2) Identify the key knowledge, skills, and behaviors that you want students to demonstrate through the final summative performance task. These should be informed, at least in part, by curriculum standards and benchmarks.
3) Identify and describe the levels of mastery to include in the rubric. Robert Marzano (2007) is credited with creating the Proficiency Scale, which contains the following student mastery levels. They are:
· Mastery 4.0: In addition to scoring 3.0, in-depth inferences and applications go beyond what was taught.
· Proficiency 3.0: No major errors or omissions regarding any of the information and/or processes (simple or complex) that were explicitly taught
· Merging 2.0: No major errors or omissions regarding the simpler details and processes but major errors or omissions regarding the more complex ideas and processes.
· Limited Proficiency 1.0: With help, a partial understanding of some of the simpler details and processes and some of the more complex ideas and processes.
· Not Proficient 0.0: Even with help, no understanding or skill was demonstrated.
Performance tasks, such as those found in PBL final assessments, are criterion-based assessments. This means that students are evaluated against an established standard or criteria outlined in the project rubric. For this reason, it is important for teachers to clearly communicate their expectations by sharing the rubric with their students a the beginning of the project.
Quick Rubric- https://www.quickrubric.com/
PBL Checklist http://pblchecklist.4teachers.org/checklist.shtml
Rubric Maker https://rubric-maker.com/
PBL Works Rubrics https://my.pblworks.org/resources

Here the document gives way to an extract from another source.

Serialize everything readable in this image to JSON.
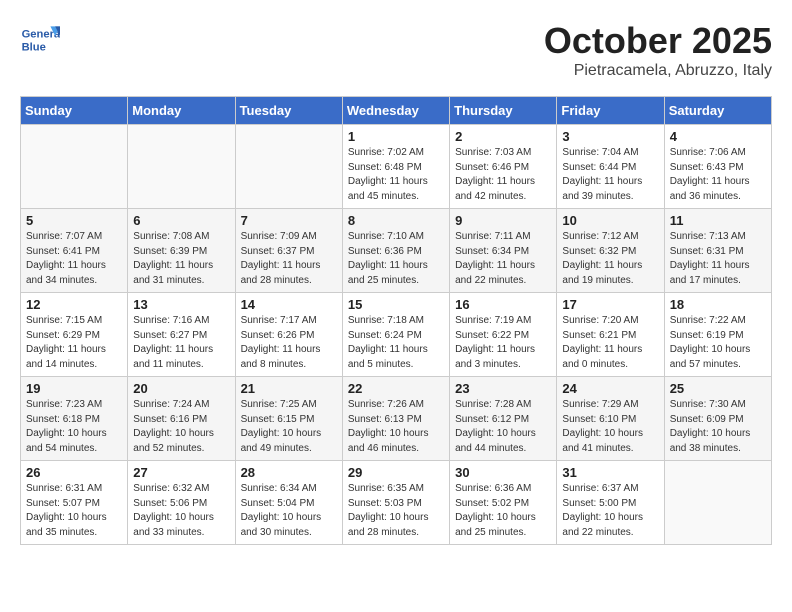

Marzano, R. J. (2007). The Art and Science of Teaching: A Comprehensive Framework for Effective Instruction (Professional Development) (1st ed.). Association for Supervision & Curriculum Development.
Marzano, R. J. (2010). Formative assessment & standards-based grading. Marzano Resources.
Ozan, C., & Kıncal, R. Y. (2018). The effects of formative assessment on academic achievement, attitudes toward the lesson, and self-regulation skills. Educational Sciences: Theory & Practice, 18(1).
Rios, J. A., Ling, G., Pugh, R., Becker, D., & Bacall, A. (2020). Identifying Critical 21st Century Skills for Workplace Success: A Content Analysis of Job Advertisements. Educational Researcher, 49(2), 80–89. https://doi.org/10.3102/0013189X19890600
Scott, Timothy & Husain, Farhat. (2021). Textbook Reliance: Traditional Curriculum Dependence Is Symptomatic of a Larger Educational Problem. Journal of Educational Issues. 7. 233. 10.5296/jei.v7i1.18447.
Wiggins, Grant (1990). The case for authentic assessment. Practical Assessment, Research, and Evaluation: Vol. 2, Article 2. DOI: https://doi.org/10.7275/ffb1-mm19
Wiggins, Grant (1993). Assessing student performance. San Francisco: Jossey-Bass Publishers
Wiggins, Grant. (1998). Ensuring authentic performance. Chapter 2 in Educative Assessment: Designing Assessments to Inform and Improve Student Performance. San Francisco: Jossey-Bass, pp. 21 – 42.
Wiggins, G. (2011). A true test: Toward more authentic and equitable assessment. Phi Delta Kappan, 92(7), 81-93
Wiggins, G. P., & McTighe, J. (2005). Understanding by design. Association for Supervision and Curriculum Development.